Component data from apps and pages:
==*==
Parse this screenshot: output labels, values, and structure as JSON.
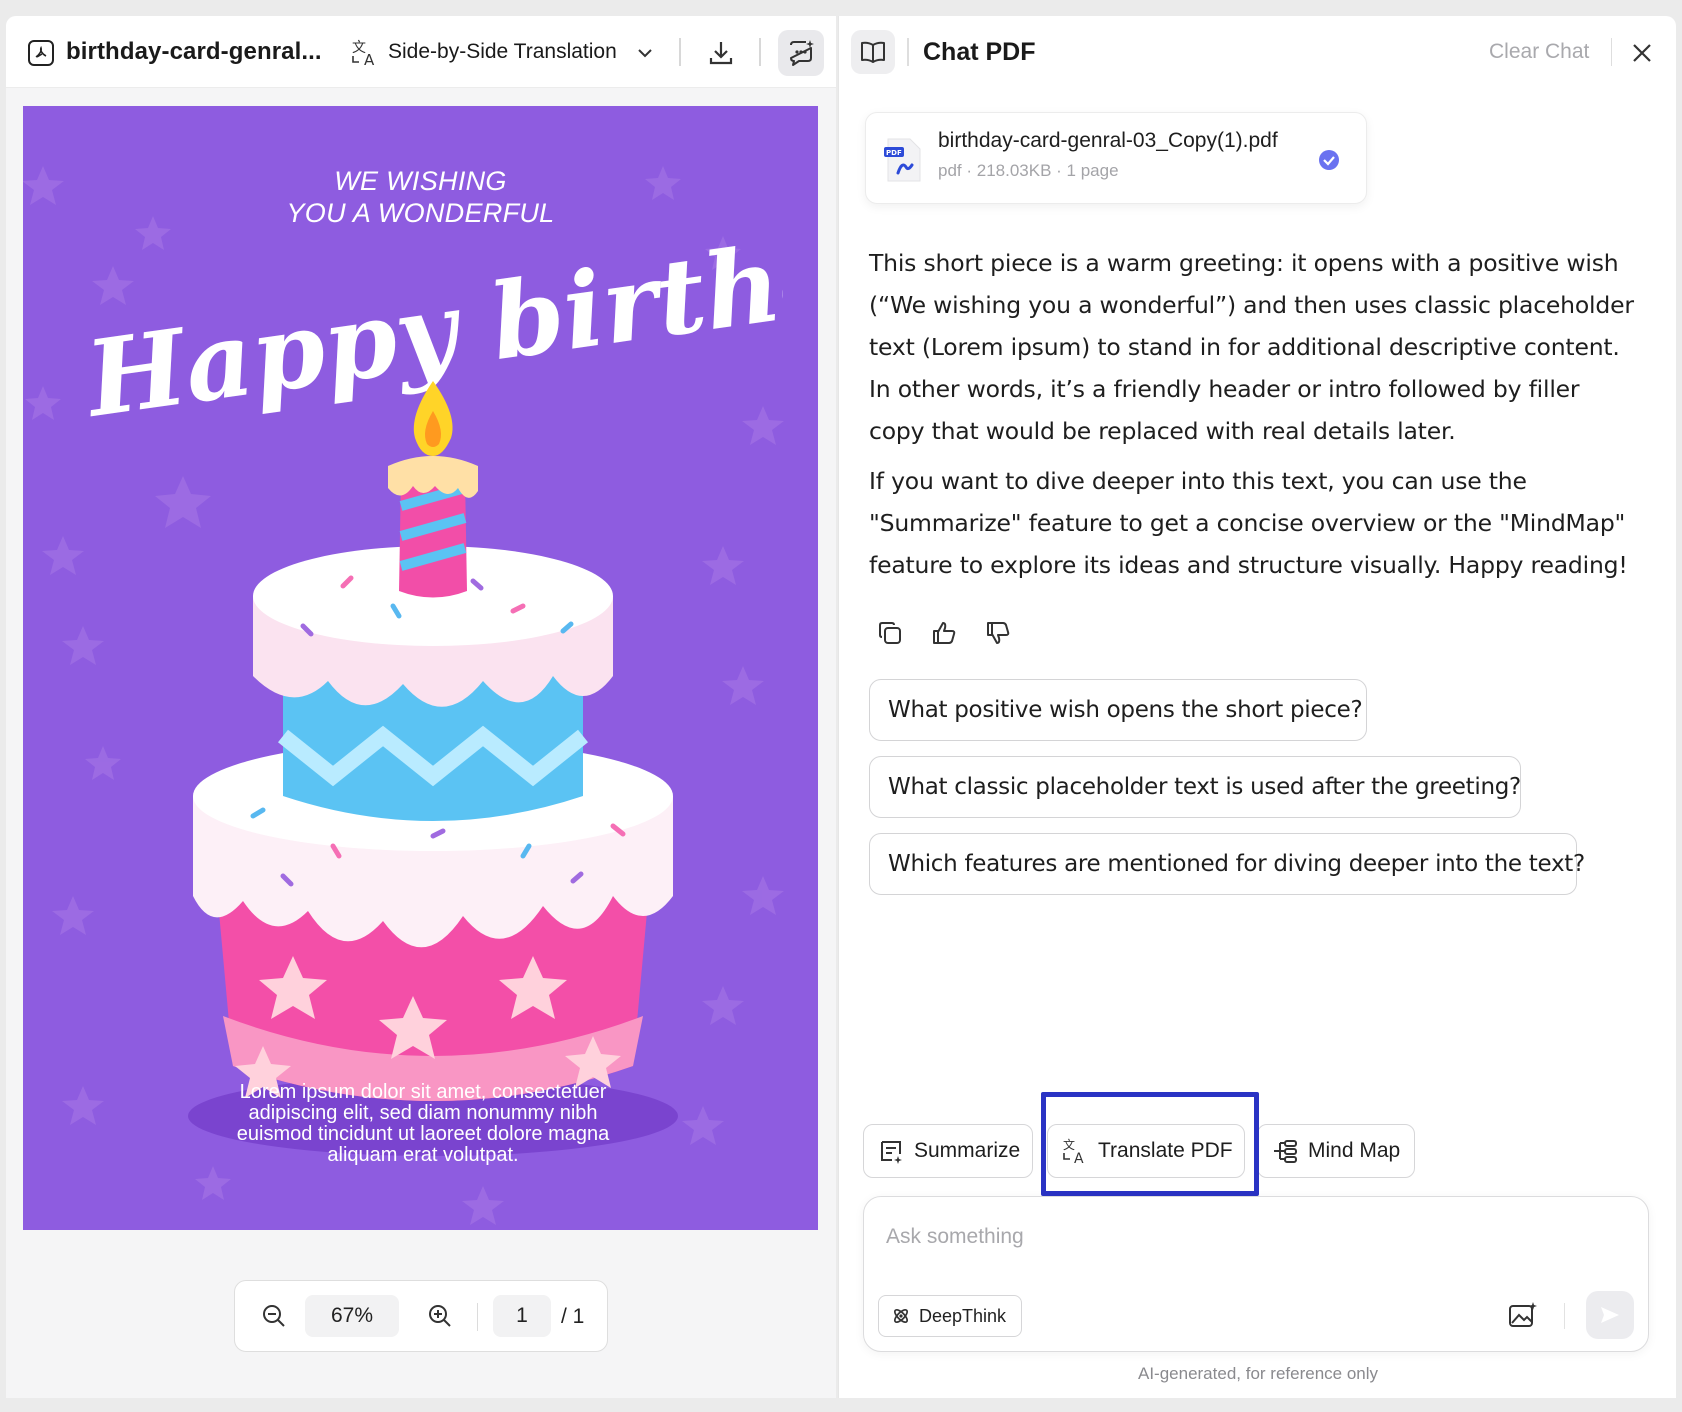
{
  "viewer": {
    "file_name": "birthday-card-genral...",
    "translate_mode": "Side-by-Side Translation",
    "zoom": "67%",
    "page_current": "1",
    "page_total": "/ 1"
  },
  "card": {
    "subtitle_line1": "WE WISHING",
    "subtitle_line2": "YOU A WONDERFUL",
    "headline": "Happy birthday",
    "body": "Lorem ipsum dolor sit amet, consectetuer adipiscing elit, sed diam nonummy nibh euismod tincidunt ut laoreet dolore magna aliquam erat volutpat.",
    "background_color": "#8e5ce0"
  },
  "chat": {
    "title": "Chat PDF",
    "clear_label": "Clear Chat",
    "file": {
      "name": "birthday-card-genral-03_Copy(1).pdf",
      "meta": "pdf · 218.03KB · 1 page",
      "icon_label": "PDF"
    },
    "answer_p1": "This short piece is a warm greeting: it opens with a positive wish (“We wishing you a wonderful”) and then uses classic placeholder text (Lorem ipsum) to stand in for additional descriptive content. In other words, it’s a friendly header or intro followed by filler copy that would be replaced with real details later.",
    "answer_p2": "If you want to dive deeper into this text, you can use the \"Summarize\" feature to get a concise overview or the \"MindMap\" feature to explore its ideas and structure visually. Happy reading!",
    "suggestions": [
      "What positive wish opens the short piece?",
      "What classic placeholder text is used after the greeting?",
      "Which features are mentioned for diving deeper into the text?"
    ],
    "tools": {
      "summarize": "Summarize",
      "translate": "Translate PDF",
      "mindmap": "Mind Map"
    },
    "ask_placeholder": "Ask something",
    "deepthink_label": "DeepThink",
    "disclaimer": "AI-generated, for reference only",
    "accent_color": "#2a33c4",
    "check_color": "#6a72f0"
  }
}
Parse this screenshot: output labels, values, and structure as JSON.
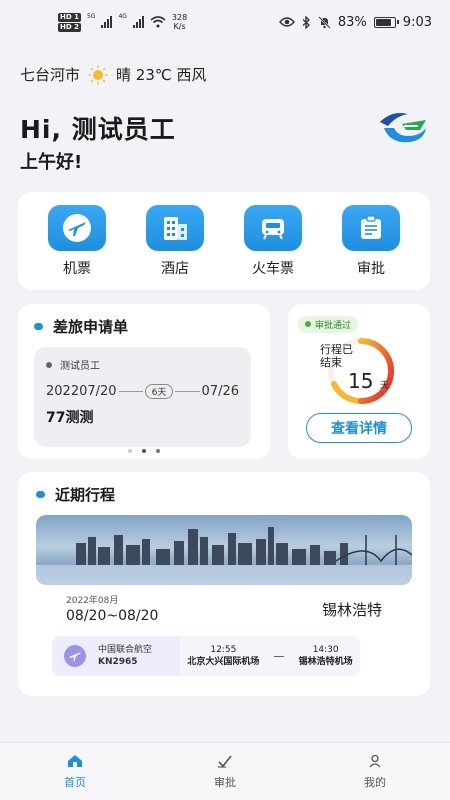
{
  "status_bar": {
    "net_labels": [
      "5G",
      "4G"
    ],
    "speed_value": "328",
    "speed_unit": "K/s",
    "battery": "83%",
    "time": "9:03"
  },
  "location": {
    "city": "七台河市",
    "weather": "晴 23℃ 西风"
  },
  "greeting": {
    "hello": "Hi, 测试员工",
    "sub": "上午好!"
  },
  "quick_actions": [
    {
      "label": "机票",
      "icon": "flight-ticket-icon"
    },
    {
      "label": "酒店",
      "icon": "hotel-icon"
    },
    {
      "label": "火车票",
      "icon": "train-icon"
    },
    {
      "label": "审批",
      "icon": "approval-icon"
    }
  ],
  "application": {
    "title": "差旅申请单",
    "applicant": "测试员工",
    "start_date": "202207/20",
    "days": "6天",
    "end_date": "07/26",
    "trip_name": "77测测",
    "page_count": 3,
    "active_page": 1
  },
  "approval": {
    "badge": "审批通过",
    "label_line1": "行程已",
    "label_line2": "结束",
    "days_value": "15",
    "days_unit": "天",
    "button": "查看详情"
  },
  "recent": {
    "title": "近期行程",
    "month": "2022年08月",
    "dates": "08/20~08/20",
    "destination": "锡林浩特",
    "airline": "中国联合航空",
    "flight_no": "KN2965",
    "dep_time": "12:55",
    "dep_airport": "北京大兴国际机场",
    "arr_time": "14:30",
    "arr_airport": "锡林浩特机场"
  },
  "nav": [
    {
      "label": "首页",
      "icon": "home-icon",
      "active": true
    },
    {
      "label": "审批",
      "icon": "check-icon",
      "active": false
    },
    {
      "label": "我的",
      "icon": "user-icon",
      "active": false
    }
  ],
  "colors": {
    "accent": "#1e8fe0",
    "success": "#3cb043",
    "gauge_start": "#f7b731",
    "gauge_end": "#e6202a"
  }
}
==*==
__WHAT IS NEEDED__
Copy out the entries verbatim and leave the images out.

__EXPECTED ANSWER__
Parse this screenshot: output labels, values, and structure as JSON.
{
  "viewer": {
    "file_name": "birthday-card-genral...",
    "translate_mode": "Side-by-Side Translation",
    "zoom": "67%",
    "page_current": "1",
    "page_total": "/ 1"
  },
  "card": {
    "subtitle_line1": "WE WISHING",
    "subtitle_line2": "YOU A WONDERFUL",
    "headline": "Happy birthday",
    "body": "Lorem ipsum dolor sit amet, consectetuer adipiscing elit, sed diam nonummy nibh euismod tincidunt ut laoreet dolore magna aliquam erat volutpat.",
    "background_color": "#8e5ce0"
  },
  "chat": {
    "title": "Chat PDF",
    "clear_label": "Clear Chat",
    "file": {
      "name": "birthday-card-genral-03_Copy(1).pdf",
      "meta": "pdf · 218.03KB · 1 page",
      "icon_label": "PDF"
    },
    "answer_p1": "This short piece is a warm greeting: it opens with a positive wish (“We wishing you a wonderful”) and then uses classic placeholder text (Lorem ipsum) to stand in for additional descriptive content. In other words, it’s a friendly header or intro followed by filler copy that would be replaced with real details later.",
    "answer_p2": "If you want to dive deeper into this text, you can use the \"Summarize\" feature to get a concise overview or the \"MindMap\" feature to explore its ideas and structure visually. Happy reading!",
    "suggestions": [
      "What positive wish opens the short piece?",
      "What classic placeholder text is used after the greeting?",
      "Which features are mentioned for diving deeper into the text?"
    ],
    "tools": {
      "summarize": "Summarize",
      "translate": "Translate PDF",
      "mindmap": "Mind Map"
    },
    "ask_placeholder": "Ask something",
    "deepthink_label": "DeepThink",
    "disclaimer": "AI-generated, for reference only",
    "accent_color": "#2a33c4",
    "check_color": "#6a72f0"
  }
}
Parse this screenshot: output labels, values, and structure as JSON.
{
  "status_bar": {
    "net_labels": [
      "5G",
      "4G"
    ],
    "speed_value": "328",
    "speed_unit": "K/s",
    "battery": "83%",
    "time": "9:03"
  },
  "location": {
    "city": "七台河市",
    "weather": "晴 23℃ 西风"
  },
  "greeting": {
    "hello": "Hi, 测试员工",
    "sub": "上午好!"
  },
  "quick_actions": [
    {
      "label": "机票",
      "icon": "flight-ticket-icon"
    },
    {
      "label": "酒店",
      "icon": "hotel-icon"
    },
    {
      "label": "火车票",
      "icon": "train-icon"
    },
    {
      "label": "审批",
      "icon": "approval-icon"
    }
  ],
  "application": {
    "title": "差旅申请单",
    "applicant": "测试员工",
    "start_date": "202207/20",
    "days": "6天",
    "end_date": "07/26",
    "trip_name": "77测测",
    "page_count": 3,
    "active_page": 1
  },
  "approval": {
    "badge": "审批通过",
    "label_line1": "行程已",
    "label_line2": "结束",
    "days_value": "15",
    "days_unit": "天",
    "button": "查看详情"
  },
  "recent": {
    "title": "近期行程",
    "month": "2022年08月",
    "dates": "08/20~08/20",
    "destination": "锡林浩特",
    "airline": "中国联合航空",
    "flight_no": "KN2965",
    "dep_time": "12:55",
    "dep_airport": "北京大兴国际机场",
    "arr_time": "14:30",
    "arr_airport": "锡林浩特机场"
  },
  "nav": [
    {
      "label": "首页",
      "icon": "home-icon",
      "active": true
    },
    {
      "label": "审批",
      "icon": "check-icon",
      "active": false
    },
    {
      "label": "我的",
      "icon": "user-icon",
      "active": false
    }
  ],
  "colors": {
    "accent": "#1e8fe0",
    "success": "#3cb043",
    "gauge_start": "#f7b731",
    "gauge_end": "#e6202a"
  }
}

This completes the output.